Saturday, November 08, 2008
Bandleader, producer, studio owner, and Jamaican musical icon Byron Lee passed away November 4 after a battle with cancer, according to a post on his website. He was 73. Lee formed his famed band the Dragonaires in 1957 and kept the group going in one form or another for the next five decades to come. During the 1960s and 70s, he helped bring the sound of Jamaica -- including ska, rock steady, reggae, and soca music -- to a much wider audience both at home and abroad, though such hits as "Jamaica Ska", "Tiney Winey" and "Dancehall Soca", as well as his work as a producer and studio head.
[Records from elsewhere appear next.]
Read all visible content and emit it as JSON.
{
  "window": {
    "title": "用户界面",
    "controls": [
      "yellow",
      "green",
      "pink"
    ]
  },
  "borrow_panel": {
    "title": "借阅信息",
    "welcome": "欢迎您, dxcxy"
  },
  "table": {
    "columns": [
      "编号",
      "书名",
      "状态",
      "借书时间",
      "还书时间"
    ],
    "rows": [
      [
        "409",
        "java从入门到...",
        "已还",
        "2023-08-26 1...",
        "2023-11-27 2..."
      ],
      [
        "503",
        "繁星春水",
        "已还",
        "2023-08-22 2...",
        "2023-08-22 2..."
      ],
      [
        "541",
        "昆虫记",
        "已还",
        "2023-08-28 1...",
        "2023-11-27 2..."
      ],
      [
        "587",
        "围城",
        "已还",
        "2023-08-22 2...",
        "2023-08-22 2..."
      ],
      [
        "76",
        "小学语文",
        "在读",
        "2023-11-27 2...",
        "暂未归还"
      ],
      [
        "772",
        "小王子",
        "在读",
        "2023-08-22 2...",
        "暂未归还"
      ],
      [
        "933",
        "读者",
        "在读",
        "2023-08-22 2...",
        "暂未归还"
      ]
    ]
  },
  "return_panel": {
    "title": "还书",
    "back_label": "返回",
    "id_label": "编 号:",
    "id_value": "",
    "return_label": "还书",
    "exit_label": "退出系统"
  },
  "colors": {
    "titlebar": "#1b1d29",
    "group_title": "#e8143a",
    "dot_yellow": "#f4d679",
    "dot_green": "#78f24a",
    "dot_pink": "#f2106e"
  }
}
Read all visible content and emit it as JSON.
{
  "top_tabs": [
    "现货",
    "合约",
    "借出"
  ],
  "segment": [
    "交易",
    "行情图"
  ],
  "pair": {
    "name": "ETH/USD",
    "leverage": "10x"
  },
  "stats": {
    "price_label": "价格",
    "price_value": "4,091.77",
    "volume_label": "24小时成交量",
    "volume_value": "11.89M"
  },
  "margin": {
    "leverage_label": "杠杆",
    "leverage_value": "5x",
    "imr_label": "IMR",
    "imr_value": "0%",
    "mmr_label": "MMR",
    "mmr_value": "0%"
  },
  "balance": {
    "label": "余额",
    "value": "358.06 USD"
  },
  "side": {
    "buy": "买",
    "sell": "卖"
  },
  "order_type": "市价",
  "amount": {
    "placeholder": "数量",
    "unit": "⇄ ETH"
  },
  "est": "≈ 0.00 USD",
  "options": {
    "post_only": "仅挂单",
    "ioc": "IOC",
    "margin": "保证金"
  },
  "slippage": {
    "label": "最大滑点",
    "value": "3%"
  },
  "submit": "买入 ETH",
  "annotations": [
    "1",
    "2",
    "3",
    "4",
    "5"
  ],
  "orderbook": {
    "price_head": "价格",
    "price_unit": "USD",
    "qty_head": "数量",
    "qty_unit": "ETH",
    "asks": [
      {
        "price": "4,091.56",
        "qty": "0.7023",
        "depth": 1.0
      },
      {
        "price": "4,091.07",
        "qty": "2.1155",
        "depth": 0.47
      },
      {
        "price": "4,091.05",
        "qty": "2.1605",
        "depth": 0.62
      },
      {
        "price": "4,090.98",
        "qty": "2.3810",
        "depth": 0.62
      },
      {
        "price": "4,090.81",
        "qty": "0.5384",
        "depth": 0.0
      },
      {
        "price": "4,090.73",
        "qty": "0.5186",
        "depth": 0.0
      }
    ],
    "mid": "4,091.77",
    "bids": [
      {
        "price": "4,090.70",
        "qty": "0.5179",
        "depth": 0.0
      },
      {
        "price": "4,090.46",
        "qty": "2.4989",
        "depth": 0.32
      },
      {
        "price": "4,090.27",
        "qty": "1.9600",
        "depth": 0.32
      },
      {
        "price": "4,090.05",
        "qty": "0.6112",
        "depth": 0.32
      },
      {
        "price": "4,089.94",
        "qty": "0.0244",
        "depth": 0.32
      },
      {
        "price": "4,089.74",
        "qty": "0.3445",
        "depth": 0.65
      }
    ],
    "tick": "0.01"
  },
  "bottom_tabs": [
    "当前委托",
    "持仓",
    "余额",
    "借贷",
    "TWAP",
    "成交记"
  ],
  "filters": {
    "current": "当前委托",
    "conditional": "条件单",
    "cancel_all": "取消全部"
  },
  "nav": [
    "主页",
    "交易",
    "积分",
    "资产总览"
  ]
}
Lee and the Dragonaires appeared in the very first James Bond
film, 1962's Dr. No and Lee, along with several other Jamaican luminaries, were sent to showcase the unique sound of the island's music at New York's 1964-65 World's Fair. Lee insisted on a certain dapper look and reasonable behavior from his Dragonaires bandmates, and would later boast that "I am pleased to say that in all my years of touring we have never had any incident involving a member of my band whilst on tour." In addition to his own musical endeavors, Lee was also a serious businessman. In 1965, Lee created Lee Enterprises, which went on to produce hit
shows in Jamaica for the likes of James Brown, Al Green, the Drifters, and others. In 1968, he bought West Indies Records, renamed it Dynamic Studios and set up one of the island's most well-appointed studios, recording artists such as the Rolling
Stones, David Bowie, Paul Simon, and Bob Marley. Dynamic Sounds was also involved with distributing foreign records to North American and European audiences. In 1990, Lee launched the annual Byron Lee Jamaica Carnival in Kingston, which went on to become one of the nation's largest music events. He and the Dragonaires performed and recorded up until the very end; indeed, they were scheduled to play in Sunrise,
Florida this coming Sunday, according to the Miami Herald. On Tuesday, Jamaica's current Prime Minister Bruce Golding said of Lee's passing, "Jamaica, and
indeed the world, has lost another great music pioneer with the passing this morning of Byron Lee, one of the greatest band leaders ever to grace the entertainment stages of the world".
Posted by Michael Godin at 5:20 PM